As an example, I saw a patient earlier this week. He has relapsing-remitting MS diagnosed in the mid-2000s and started on interferon-beta (Avonex). He also has type 1 diabetes which he developed when he was 14 years of age, 8 years before he was diagnosed with MS. His diabetes was poorly controlled initially but is now well controlled on an insulin pump. He has renal (proteinuria), eye (retinopathy) and hypertension as complications of his diabetes. His hypertension is controlled on medication. He has been relapse-free and his MRI has not shown any obvious new lesions over the last 6 years; i.e. he is NEDA-3. He does not smoke, but he drinks between 3 and 4 units of alcohol per day. He was referred to me because he is sick and tired of injecting himself with interferon and he has heard of a new drug called ocrelizumab. He wants to be switched to it because is more efficacious and only give every 6 months. His treating neurologist said no, hence his referral to me for a second opinion.
When I went through his history it is clear he has had no relapses in the last 6 years and is fully functional and working full-time. I reviewed his MRIs and I agree he has no new lesions over the last 6 years, but he has developed quite profound and progressive brain atrophy over this timeframe; he is definitely not NEDA-4. What do I do?
Do I switch him from interferon-beta to ocrelizumab? Or do I leave him on Avonex, which is doing its job and rendering him NEDA-3?
If I do switch him to ocrelizumab, will it normalise his brain volume loss? Will he become NEDA-4?
What is causing his brain volume loss? MS, hypertension, diabetes, alcohol or something else?
Do I tell him about his gross brain atrophy, which he is blissfully unaware of?

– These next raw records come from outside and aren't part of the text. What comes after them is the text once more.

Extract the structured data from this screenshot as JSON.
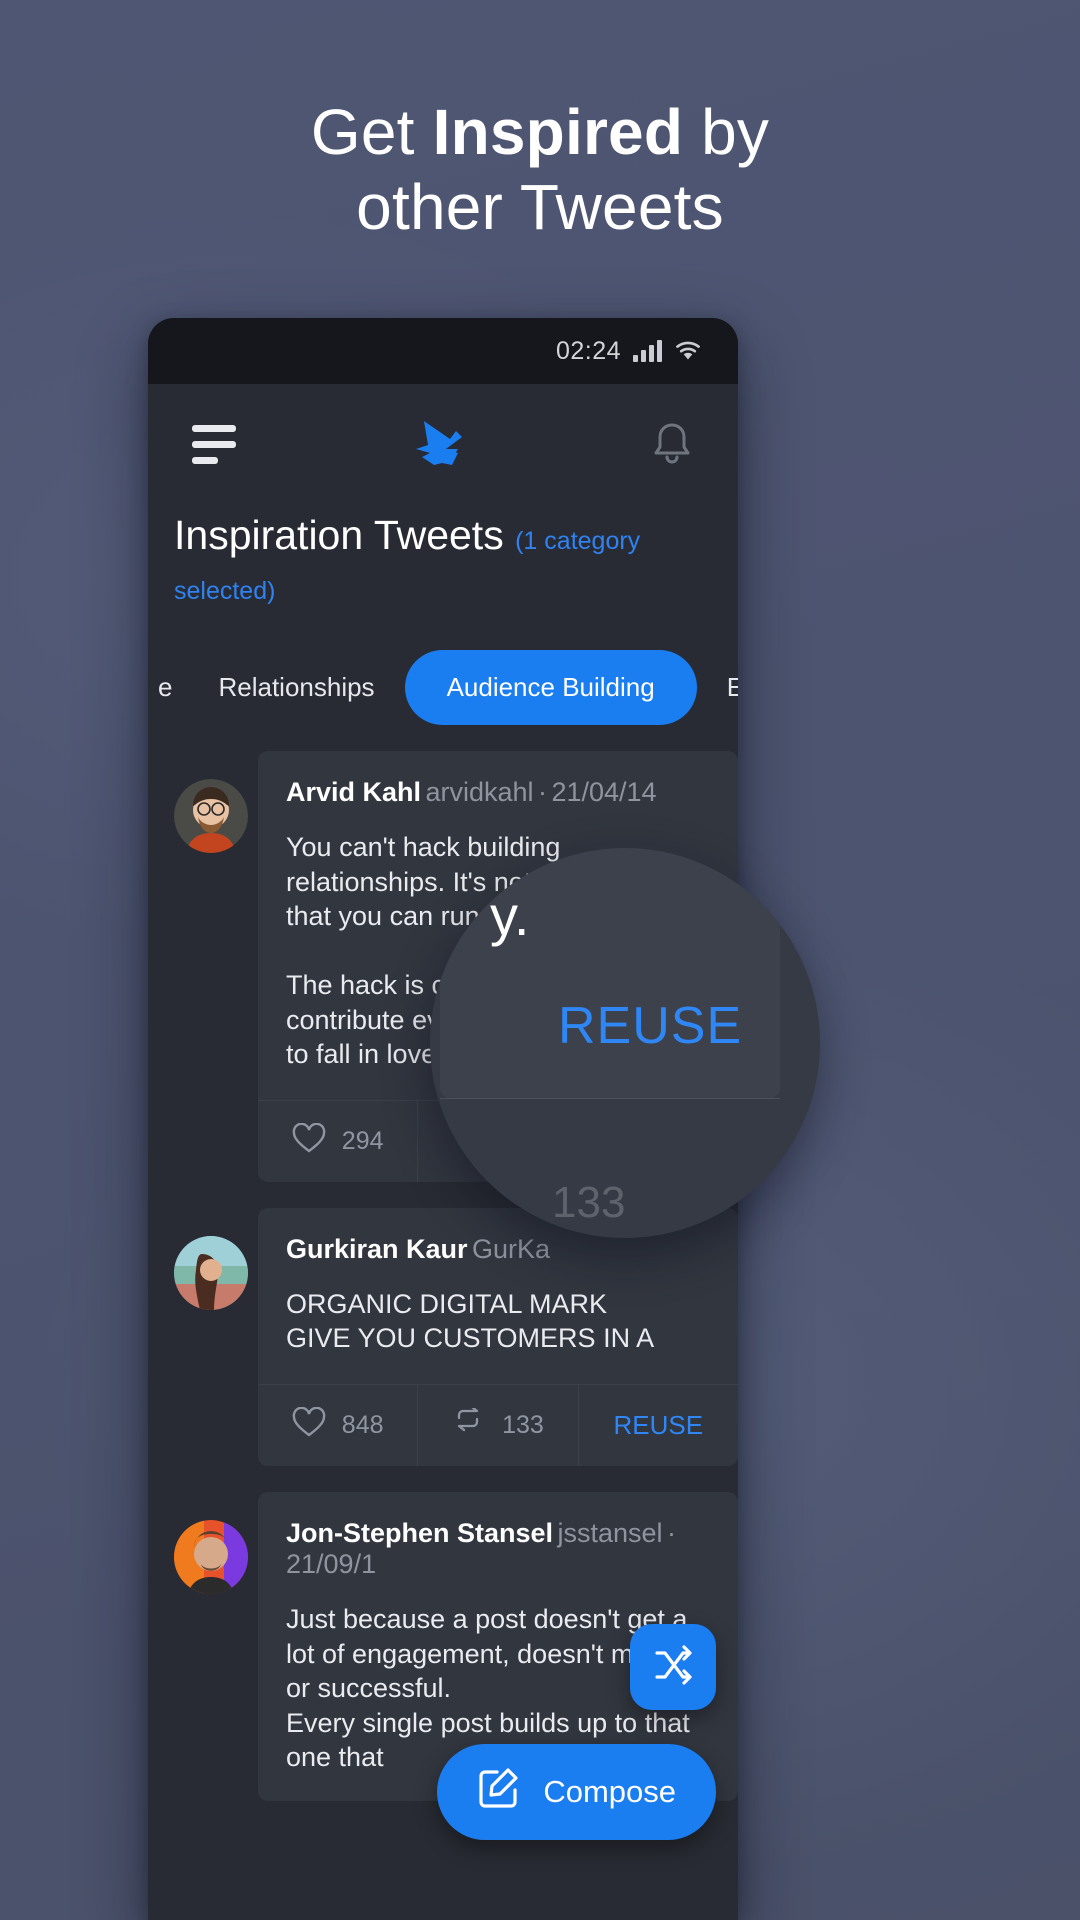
{
  "hero": {
    "line1_pre": "Get ",
    "line1_bold": "Inspired",
    "line1_post": " by",
    "line2": "other Tweets"
  },
  "colors": {
    "background": "#4e5570",
    "accent": "#1a7df0",
    "accent_text": "#2f82f0",
    "phone_screen": "#282b33",
    "card": "#32363f",
    "statusbar": "#15171c"
  },
  "phone": {
    "status_bar": {
      "time": "02:24",
      "signal_icon": "signal-bars-icon",
      "wifi_icon": "wifi-icon"
    },
    "app_bar": {
      "menu_icon": "hamburger-menu-icon",
      "logo_icon": "bird-logo-icon",
      "notifications_icon": "bell-icon"
    },
    "page": {
      "title": "Inspiration Tweets",
      "subtitle": "(1 category selected)"
    },
    "tabs": [
      {
        "label": "e",
        "active": false,
        "partial": true
      },
      {
        "label": "Relationships",
        "active": false
      },
      {
        "label": "Audience Building",
        "active": true
      },
      {
        "label": "Entrepreneurship",
        "active": false
      }
    ],
    "tweets": [
      {
        "name": "Arvid Kahl",
        "handle": "arvidkahl",
        "date": "21/04/14",
        "separator": "·",
        "body": "You can't hack building relationships. It's not like a podcast that you can run at 2x speed.\n\nThe hack is consistency.\ncontribute every day\nto fall in love with",
        "likes": "294",
        "retweets": "",
        "reuse_label": "REUSE",
        "like_icon": "heart-icon",
        "retweet_icon": "retweet-icon"
      },
      {
        "name": "Gurkiran Kaur",
        "handle": "GurKa",
        "date": "",
        "separator": "",
        "body": "ORGANIC DIGITAL MARK\nGIVE YOU CUSTOMERS IN A",
        "likes": "848",
        "retweets": "133",
        "reuse_label": "REUSE",
        "like_icon": "heart-icon",
        "retweet_icon": "retweet-icon"
      },
      {
        "name": "Jon-Stephen Stansel",
        "handle": "jsstansel",
        "date": "21/09/1",
        "separator": "·",
        "body": "Just because a post doesn't get a lot of engagement, doesn't m\nor successful.\nEvery single post builds up to that one that",
        "likes": "",
        "retweets": "",
        "reuse_label": "",
        "like_icon": "heart-icon",
        "retweet_icon": "retweet-icon"
      }
    ],
    "floating_buttons": {
      "shuffle_icon": "shuffle-icon",
      "compose_label": "Compose",
      "compose_icon": "compose-pencil-icon"
    }
  },
  "magnifier": {
    "fragment_text": "y.",
    "reuse_label": "REUSE",
    "retweet_count": "133"
  }
}
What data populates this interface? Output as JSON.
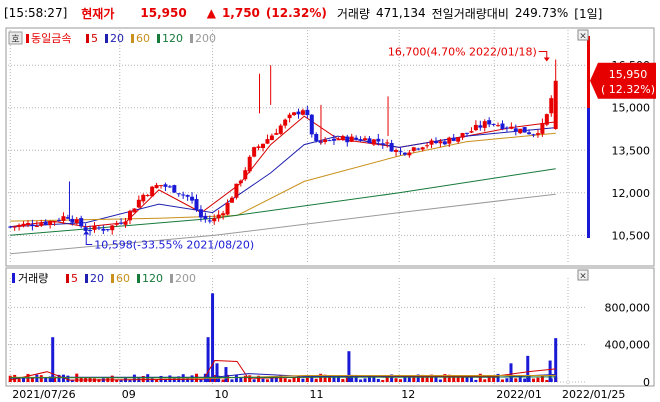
{
  "header": {
    "time": "[15:58:27]",
    "current_label": "현재가",
    "price": "15,950",
    "change_arrow": "▲",
    "change": "1,750",
    "change_pct": "(12.32%)",
    "volume_label": "거래량",
    "volume": "471,134",
    "prev_vol_label": "전일거래량대비",
    "prev_vol_pct": "249.73%",
    "period": "[1일]"
  },
  "colors": {
    "up": "#e60000",
    "down": "#1a1ad6",
    "ma5": "#d40000",
    "ma20": "#2020b0",
    "ma60": "#c8901c",
    "ma120": "#157a3a",
    "ma200": "#9a9a9a",
    "grid": "#b4b4b4"
  },
  "chart_data": [
    {
      "type": "candlestick",
      "legend_title": "동일금속",
      "legend_icon": "호",
      "legend": [
        {
          "name": "5",
          "color": "#d40000"
        },
        {
          "name": "20",
          "color": "#2020b0"
        },
        {
          "name": "60",
          "color": "#c8901c"
        },
        {
          "name": "120",
          "color": "#157a3a"
        },
        {
          "name": "200",
          "color": "#9a9a9a"
        }
      ],
      "ylim": [
        9700,
        17600
      ],
      "y_ticks": [
        {
          "value": 10500,
          "label": "10,500"
        },
        {
          "value": 12000,
          "label": "12,000"
        },
        {
          "value": 13500,
          "label": "13,500"
        },
        {
          "value": 15000,
          "label": "15,000"
        },
        {
          "value": 16500,
          "label": "16,500"
        }
      ],
      "current_price": {
        "value": 15950,
        "label": "15,950",
        "pct": "( 12.32%)"
      },
      "annotations": [
        {
          "label": "16,700(4.70% 2022/01/18)",
          "x": 2022.047,
          "value": 16700
        },
        {
          "label": "10,598(-33.55% 2021/08/20)",
          "x": 2021.635,
          "value": 10598
        }
      ],
      "x_range": [
        2021.565,
        2022.083
      ],
      "x_ticks": [
        {
          "x": 2021.567,
          "label": "2021/07/26"
        },
        {
          "x": 2021.665,
          "label": "09"
        },
        {
          "x": 2021.748,
          "label": "10"
        },
        {
          "x": 2021.833,
          "label": "11"
        },
        {
          "x": 2021.915,
          "label": "12"
        },
        {
          "x": 2022.0,
          "label": "2022/01"
        },
        {
          "x": 2022.066,
          "label": "2022/01/25"
        }
      ],
      "ohlc_anchors": [
        [
          2021.567,
          10800
        ],
        [
          2021.585,
          10900
        ],
        [
          2021.605,
          11000
        ],
        [
          2021.618,
          11200
        ],
        [
          2021.635,
          10700
        ],
        [
          2021.655,
          10750
        ],
        [
          2021.67,
          11100
        ],
        [
          2021.685,
          11900
        ],
        [
          2021.7,
          12300
        ],
        [
          2021.715,
          12100
        ],
        [
          2021.728,
          11800
        ],
        [
          2021.738,
          11100
        ],
        [
          2021.748,
          11000
        ],
        [
          2021.76,
          11500
        ],
        [
          2021.772,
          12400
        ],
        [
          2021.785,
          13500
        ],
        [
          2021.8,
          14000
        ],
        [
          2021.815,
          14600
        ],
        [
          2021.83,
          15000
        ],
        [
          2021.84,
          13700
        ],
        [
          2021.86,
          13900
        ],
        [
          2021.885,
          13900
        ],
        [
          2021.9,
          13800
        ],
        [
          2021.915,
          13400
        ],
        [
          2021.935,
          13700
        ],
        [
          2021.955,
          13800
        ],
        [
          2021.975,
          14100
        ],
        [
          2021.995,
          14500
        ],
        [
          2022.015,
          14300
        ],
        [
          2022.035,
          14100
        ],
        [
          2022.045,
          14400
        ],
        [
          2022.055,
          15950
        ]
      ],
      "ma_lines": [
        {
          "name": "5",
          "points": [
            [
              2021.567,
              10800
            ],
            [
              2021.605,
              11000
            ],
            [
              2021.635,
              10800
            ],
            [
              2021.67,
              10950
            ],
            [
              2021.7,
              12100
            ],
            [
              2021.738,
              11300
            ],
            [
              2021.772,
              12300
            ],
            [
              2021.8,
              13700
            ],
            [
              2021.83,
              14700
            ],
            [
              2021.86,
              13900
            ],
            [
              2021.915,
              13600
            ],
            [
              2021.975,
              14000
            ],
            [
              2022.015,
              14300
            ],
            [
              2022.055,
              14500
            ]
          ]
        },
        {
          "name": "20",
          "points": [
            [
              2021.567,
              10800
            ],
            [
              2021.635,
              10950
            ],
            [
              2021.7,
              11600
            ],
            [
              2021.748,
              11300
            ],
            [
              2021.8,
              12700
            ],
            [
              2021.83,
              13700
            ],
            [
              2021.86,
              14000
            ],
            [
              2021.915,
              13600
            ],
            [
              2021.975,
              14000
            ],
            [
              2022.055,
              14300
            ]
          ]
        },
        {
          "name": "60",
          "points": [
            [
              2021.567,
              11000
            ],
            [
              2021.7,
              11100
            ],
            [
              2021.77,
              11200
            ],
            [
              2021.83,
              12400
            ],
            [
              2021.915,
              13300
            ],
            [
              2021.975,
              13800
            ],
            [
              2022.055,
              14100
            ]
          ]
        },
        {
          "name": "120",
          "points": [
            [
              2021.567,
              10500
            ],
            [
              2021.75,
              11100
            ],
            [
              2021.915,
              12000
            ],
            [
              2022.055,
              12850
            ]
          ]
        },
        {
          "name": "200",
          "points": [
            [
              2021.567,
              9850
            ],
            [
              2021.75,
              10500
            ],
            [
              2021.915,
              11300
            ],
            [
              2022.055,
              11950
            ]
          ]
        }
      ]
    },
    {
      "type": "bar",
      "legend_title": "거래량",
      "legend": [
        {
          "name": "5",
          "color": "#d40000"
        },
        {
          "name": "20",
          "color": "#2020b0"
        },
        {
          "name": "60",
          "color": "#c8901c"
        },
        {
          "name": "120",
          "color": "#157a3a"
        },
        {
          "name": "200",
          "color": "#9a9a9a"
        }
      ],
      "ylim": [
        0,
        1050000
      ],
      "y_ticks": [
        {
          "value": 0,
          "label": "0"
        },
        {
          "value": 400000,
          "label": "400,000"
        },
        {
          "value": 800000,
          "label": "800,000"
        }
      ],
      "spikes": [
        [
          2021.605,
          480000
        ],
        [
          2021.748,
          950000
        ],
        [
          2021.744,
          480000
        ],
        [
          2021.752,
          200000
        ],
        [
          2021.76,
          160000
        ],
        [
          2021.87,
          330000
        ],
        [
          2022.015,
          200000
        ],
        [
          2022.03,
          280000
        ],
        [
          2022.05,
          230000
        ],
        [
          2022.055,
          470000
        ]
      ],
      "ma_lines": [
        {
          "name": "5",
          "points": [
            [
              2021.567,
              20000
            ],
            [
              2021.6,
              110000
            ],
            [
              2021.62,
              20000
            ],
            [
              2021.74,
              30000
            ],
            [
              2021.75,
              230000
            ],
            [
              2021.77,
              220000
            ],
            [
              2021.78,
              40000
            ],
            [
              2021.87,
              60000
            ],
            [
              2022.0,
              60000
            ],
            [
              2022.03,
              110000
            ],
            [
              2022.055,
              140000
            ]
          ]
        },
        {
          "name": "20",
          "points": [
            [
              2021.567,
              40000
            ],
            [
              2021.62,
              50000
            ],
            [
              2021.75,
              50000
            ],
            [
              2021.78,
              90000
            ],
            [
              2021.83,
              60000
            ],
            [
              2022.0,
              50000
            ],
            [
              2022.055,
              80000
            ]
          ]
        },
        {
          "name": "60",
          "points": [
            [
              2021.567,
              50000
            ],
            [
              2021.75,
              40000
            ],
            [
              2021.83,
              70000
            ],
            [
              2022.055,
              70000
            ]
          ]
        },
        {
          "name": "120",
          "points": [
            [
              2021.567,
              45000
            ],
            [
              2022.055,
              55000
            ]
          ]
        }
      ]
    }
  ]
}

Do I offer him a formal cognitive assessment to see if he has cognitive impairments? If he has a cognitive assessment and they come back abnormal, which they are likely to, how do I tell him? Will knowing he cognitively impaired affect his management?
Do I offer him a lumbar puncture to measure his spinal fluid neurofilament levels?
Do I recommend any add-on off-label treatments that may help?
Or do I just take the easy option and send him back to his neurologist with a recommendation to leave things as is?
Can I suggest we debate these issues over the next few days and I can then potentially do a live webinar on the issue of end-organ damage and how to handle the problem of progressive brain volume loss on DMTs when you are NEDA-3.